In the end, the council voted 4-0 Tuesday night to support the initiative ordinance and set formal adoption for the next council meeting. Vice Mayor Scott Perkins was absent.
In other business
* The council named Sachs and O'Loane as city liaisons to meet with Contra Costa County and Danville town officials regarding a memorandum of understanding related to development in the Tassajara Valley with the goal of contractually preserving and protecting up to 17,718 acres subject to the county general plan and zoning standards.
* Council members approved of proceeding with a grant deed and all other documents necessary to transfer title of the Bishop Ranch 3A site at 6200 Bollinger Canyon Road from the city to BR3A, LP -- an affiliate of Sunset Development Company -- as the final payment to Sunset for building the new San Ramon City Hall.
* The council appointed Shikha Malaviva as the city's new poet laureate. Outgoing poet laureate Kathy Moore will be recognized at an upcoming council meeting that is yet to be determined.
The council also appointed Lihua Gu to the Library Advisory Committee, Nancy Bambino to the Senior Advisory Committee, Ranjani Mohana to the Arts Advisory Committee, and Vincent Salinas and Jennifer He to the Housing Advisory Committee.
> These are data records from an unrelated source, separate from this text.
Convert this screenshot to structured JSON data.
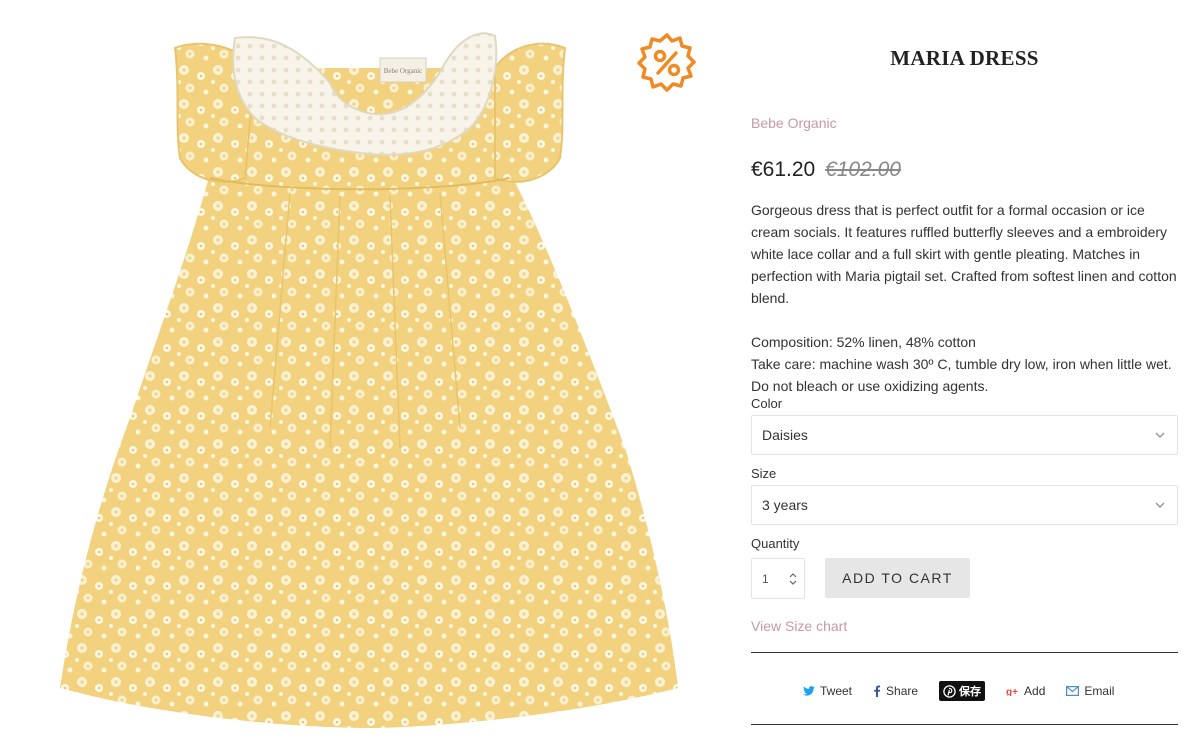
{
  "product": {
    "title": "MARIA DRESS",
    "vendor": "Bebe Organic",
    "price": "€61.20",
    "compare_price": "€102.00",
    "image_label": "Bebe Organic",
    "description": [
      "Gorgeous dress that is perfect outfit for a formal occasion or ice cream socials. It features ruffled butterfly sleeves and a embroidery white lace collar and a full skirt with gentle pleating. Matches in perfection with Maria pigtail set. Crafted from softest linen and cotton blend.",
      "Composition: 52% linen, 48% cotton",
      "Take care: machine wash 30º C, tumble dry low, iron when little wet.",
      "Do not bleach or use oxidizing agents."
    ]
  },
  "badge": {
    "icon": "percent-icon",
    "color": "#f08a24"
  },
  "options": {
    "color_label": "Color",
    "color_value": "Daisies",
    "size_label": "Size",
    "size_value": "3 years",
    "quantity_label": "Quantity",
    "quantity_value": "1"
  },
  "actions": {
    "add_to_cart": "ADD TO CART",
    "size_chart": "View Size chart"
  },
  "share": {
    "tweet": "Tweet",
    "share": "Share",
    "pin": "保存",
    "add": "Add",
    "email": "Email"
  },
  "colors": {
    "accent_pink": "#c79a9f",
    "twitter": "#1da1f2",
    "google_plus": "#dc4e41",
    "dress_yellow": "#f3d98a"
  }
}
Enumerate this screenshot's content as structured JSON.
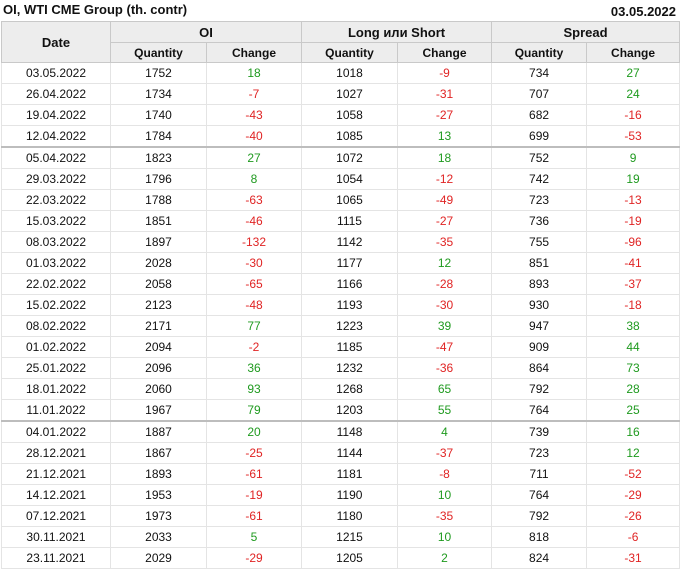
{
  "header": {
    "title": "OI, WTI CME Group (th. contr)",
    "date": "03.05.2022"
  },
  "columns": {
    "date": "Date",
    "oi": "OI",
    "long_short": "Long или Short",
    "spread": "Spread",
    "quantity": "Quantity",
    "change": "Change"
  },
  "colors": {
    "positive": "#1f9a1f",
    "negative": "#e02424",
    "header_bg": "#ededed"
  },
  "separator_after_rows": [
    3,
    16
  ],
  "rows": [
    {
      "date": "03.05.2022",
      "oi_q": "1752",
      "oi_c": "18",
      "ls_q": "1018",
      "ls_c": "-9",
      "sp_q": "734",
      "sp_c": "27"
    },
    {
      "date": "26.04.2022",
      "oi_q": "1734",
      "oi_c": "-7",
      "ls_q": "1027",
      "ls_c": "-31",
      "sp_q": "707",
      "sp_c": "24"
    },
    {
      "date": "19.04.2022",
      "oi_q": "1740",
      "oi_c": "-43",
      "ls_q": "1058",
      "ls_c": "-27",
      "sp_q": "682",
      "sp_c": "-16"
    },
    {
      "date": "12.04.2022",
      "oi_q": "1784",
      "oi_c": "-40",
      "ls_q": "1085",
      "ls_c": "13",
      "sp_q": "699",
      "sp_c": "-53"
    },
    {
      "date": "05.04.2022",
      "oi_q": "1823",
      "oi_c": "27",
      "ls_q": "1072",
      "ls_c": "18",
      "sp_q": "752",
      "sp_c": "9"
    },
    {
      "date": "29.03.2022",
      "oi_q": "1796",
      "oi_c": "8",
      "ls_q": "1054",
      "ls_c": "-12",
      "sp_q": "742",
      "sp_c": "19"
    },
    {
      "date": "22.03.2022",
      "oi_q": "1788",
      "oi_c": "-63",
      "ls_q": "1065",
      "ls_c": "-49",
      "sp_q": "723",
      "sp_c": "-13"
    },
    {
      "date": "15.03.2022",
      "oi_q": "1851",
      "oi_c": "-46",
      "ls_q": "1115",
      "ls_c": "-27",
      "sp_q": "736",
      "sp_c": "-19"
    },
    {
      "date": "08.03.2022",
      "oi_q": "1897",
      "oi_c": "-132",
      "ls_q": "1142",
      "ls_c": "-35",
      "sp_q": "755",
      "sp_c": "-96"
    },
    {
      "date": "01.03.2022",
      "oi_q": "2028",
      "oi_c": "-30",
      "ls_q": "1177",
      "ls_c": "12",
      "sp_q": "851",
      "sp_c": "-41"
    },
    {
      "date": "22.02.2022",
      "oi_q": "2058",
      "oi_c": "-65",
      "ls_q": "1166",
      "ls_c": "-28",
      "sp_q": "893",
      "sp_c": "-37"
    },
    {
      "date": "15.02.2022",
      "oi_q": "2123",
      "oi_c": "-48",
      "ls_q": "1193",
      "ls_c": "-30",
      "sp_q": "930",
      "sp_c": "-18"
    },
    {
      "date": "08.02.2022",
      "oi_q": "2171",
      "oi_c": "77",
      "ls_q": "1223",
      "ls_c": "39",
      "sp_q": "947",
      "sp_c": "38"
    },
    {
      "date": "01.02.2022",
      "oi_q": "2094",
      "oi_c": "-2",
      "ls_q": "1185",
      "ls_c": "-47",
      "sp_q": "909",
      "sp_c": "44"
    },
    {
      "date": "25.01.2022",
      "oi_q": "2096",
      "oi_c": "36",
      "ls_q": "1232",
      "ls_c": "-36",
      "sp_q": "864",
      "sp_c": "73"
    },
    {
      "date": "18.01.2022",
      "oi_q": "2060",
      "oi_c": "93",
      "ls_q": "1268",
      "ls_c": "65",
      "sp_q": "792",
      "sp_c": "28"
    },
    {
      "date": "11.01.2022",
      "oi_q": "1967",
      "oi_c": "79",
      "ls_q": "1203",
      "ls_c": "55",
      "sp_q": "764",
      "sp_c": "25"
    },
    {
      "date": "04.01.2022",
      "oi_q": "1887",
      "oi_c": "20",
      "ls_q": "1148",
      "ls_c": "4",
      "sp_q": "739",
      "sp_c": "16"
    },
    {
      "date": "28.12.2021",
      "oi_q": "1867",
      "oi_c": "-25",
      "ls_q": "1144",
      "ls_c": "-37",
      "sp_q": "723",
      "sp_c": "12"
    },
    {
      "date": "21.12.2021",
      "oi_q": "1893",
      "oi_c": "-61",
      "ls_q": "1181",
      "ls_c": "-8",
      "sp_q": "711",
      "sp_c": "-52"
    },
    {
      "date": "14.12.2021",
      "oi_q": "1953",
      "oi_c": "-19",
      "ls_q": "1190",
      "ls_c": "10",
      "sp_q": "764",
      "sp_c": "-29"
    },
    {
      "date": "07.12.2021",
      "oi_q": "1973",
      "oi_c": "-61",
      "ls_q": "1180",
      "ls_c": "-35",
      "sp_q": "792",
      "sp_c": "-26"
    },
    {
      "date": "30.11.2021",
      "oi_q": "2033",
      "oi_c": "5",
      "ls_q": "1215",
      "ls_c": "10",
      "sp_q": "818",
      "sp_c": "-6"
    },
    {
      "date": "23.11.2021",
      "oi_q": "2029",
      "oi_c": "-29",
      "ls_q": "1205",
      "ls_c": "2",
      "sp_q": "824",
      "sp_c": "-31"
    }
  ]
}
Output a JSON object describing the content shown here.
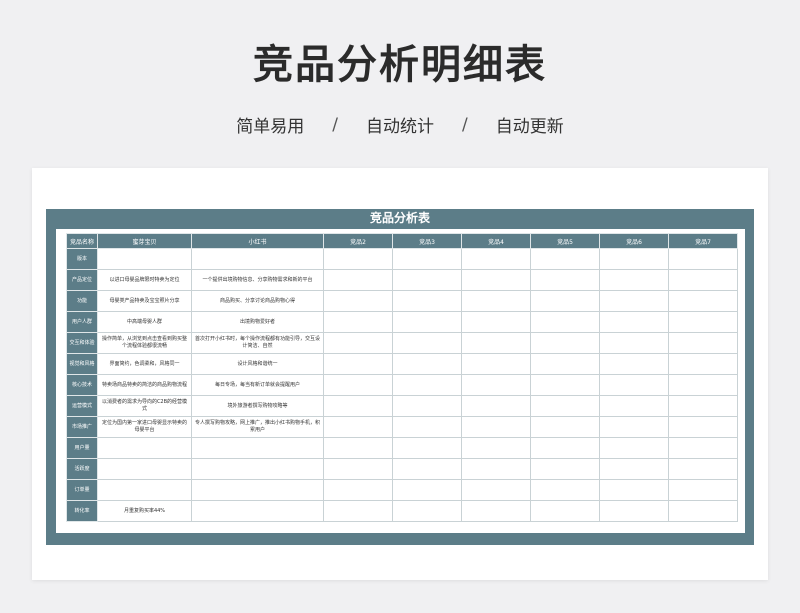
{
  "header": {
    "title": "竞品分析明细表",
    "tags": [
      "简单易用",
      "自动统计",
      "自动更新"
    ],
    "separator": "/"
  },
  "sheet": {
    "title": "竞品分析表",
    "columns": [
      "竞品名称",
      "蜜芽宝贝",
      "小红书",
      "竞品2",
      "竞品3",
      "竞品4",
      "竞品5",
      "竞品6",
      "竞品7"
    ],
    "rows": [
      {
        "label": "版本",
        "cells": [
          "",
          "",
          "",
          "",
          "",
          "",
          "",
          ""
        ]
      },
      {
        "label": "产品定位",
        "cells": [
          "以进口母婴品牌限时特卖为定位",
          "一个提供出境购物信息、分享购物需求和新的平台",
          "",
          "",
          "",
          "",
          "",
          ""
        ]
      },
      {
        "label": "功能",
        "cells": [
          "母婴类产品特卖及宝宝照片分享",
          "商品购买、分享讨论商品购物心得",
          "",
          "",
          "",
          "",
          "",
          ""
        ]
      },
      {
        "label": "用户人群",
        "cells": [
          "中高端母婴人群",
          "出境购物爱好者",
          "",
          "",
          "",
          "",
          "",
          ""
        ]
      },
      {
        "label": "交互和体验",
        "cells": [
          "操作简单，从浏览到点击查看到购买整个流程体验都很流畅",
          "首次打开小红书时，每个操作流程都有功能引导，交互设计简洁、自然",
          "",
          "",
          "",
          "",
          "",
          ""
        ]
      },
      {
        "label": "视觉和风格",
        "cells": [
          "界面简约，色调柔和，风格同一",
          "设计风格和谐统一",
          "",
          "",
          "",
          "",
          "",
          ""
        ]
      },
      {
        "label": "核心技术",
        "cells": [
          "特卖场商品特卖的简洁的商品购物流程",
          "每日专场，每当有新订单就会提醒用户",
          "",
          "",
          "",
          "",
          "",
          ""
        ]
      },
      {
        "label": "运营模式",
        "cells": [
          "以消费者的需求为导向的C2B的经营模式",
          "境外旅游者撰写购物攻略等",
          "",
          "",
          "",
          "",
          "",
          ""
        ]
      },
      {
        "label": "市场推广",
        "cells": [
          "定位为国内第一家进口母婴显示特卖的母婴平台",
          "专人撰写购物攻略，网上推广，推出小红书购物手机，积累用户",
          "",
          "",
          "",
          "",
          "",
          ""
        ]
      },
      {
        "label": "用户量",
        "cells": [
          "",
          "",
          "",
          "",
          "",
          "",
          "",
          ""
        ]
      },
      {
        "label": "活跃度",
        "cells": [
          "",
          "",
          "",
          "",
          "",
          "",
          "",
          ""
        ]
      },
      {
        "label": "订单量",
        "cells": [
          "",
          "",
          "",
          "",
          "",
          "",
          "",
          ""
        ]
      },
      {
        "label": "转化率",
        "cells": [
          "月重复购买率44%",
          "",
          "",
          "",
          "",
          "",
          "",
          ""
        ]
      }
    ]
  }
}
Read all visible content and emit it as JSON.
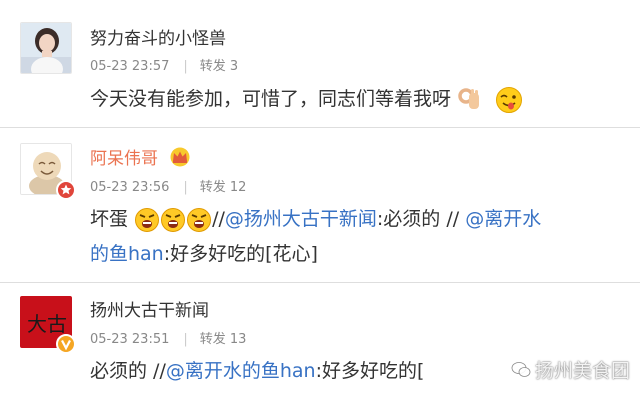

* John Mills was recognized by the city of San Ramon for his years of service to the Parks and Community Services Commission. Mills was introduced by division manager Kathi Heimann and given a proclamation by Mayor Bill Clarkson.
on Jul 28, 2016 at 9:36 am
on Jul 28, 2016 at 9:36 am
We thank the City Council, Staff and supporters of this initiative.
We truly believe this support will lead to a better Faria project and was the right thing to do.
Thank you to all the Veterans who showed up to lend their voice of support also.
Chairman & CEO
Sentinels of Freedom Scholarship Foundation
on Aug 1, 2016 at 2:56 pm
on Aug 1, 2016 at 2:56 pm
Driving home from the Oakland airport yesterday I took the Crow Canyon route and saw the initial grading for the Faria "Preserve" in all it's glory. Crow Canyon was jammed packed bumper to bumper all the way from Bollinger to the 680 on ramp. How in the blue blazes will all the new traffic generated by the "Preserve" be accomodated? Add to it the stack and pack planned for the lot where the Outpost is located? Doesn't anyone in San Ramon care about quality of life? The traffic jams will be a lasting legacy of the reign of "Pavem Abram".......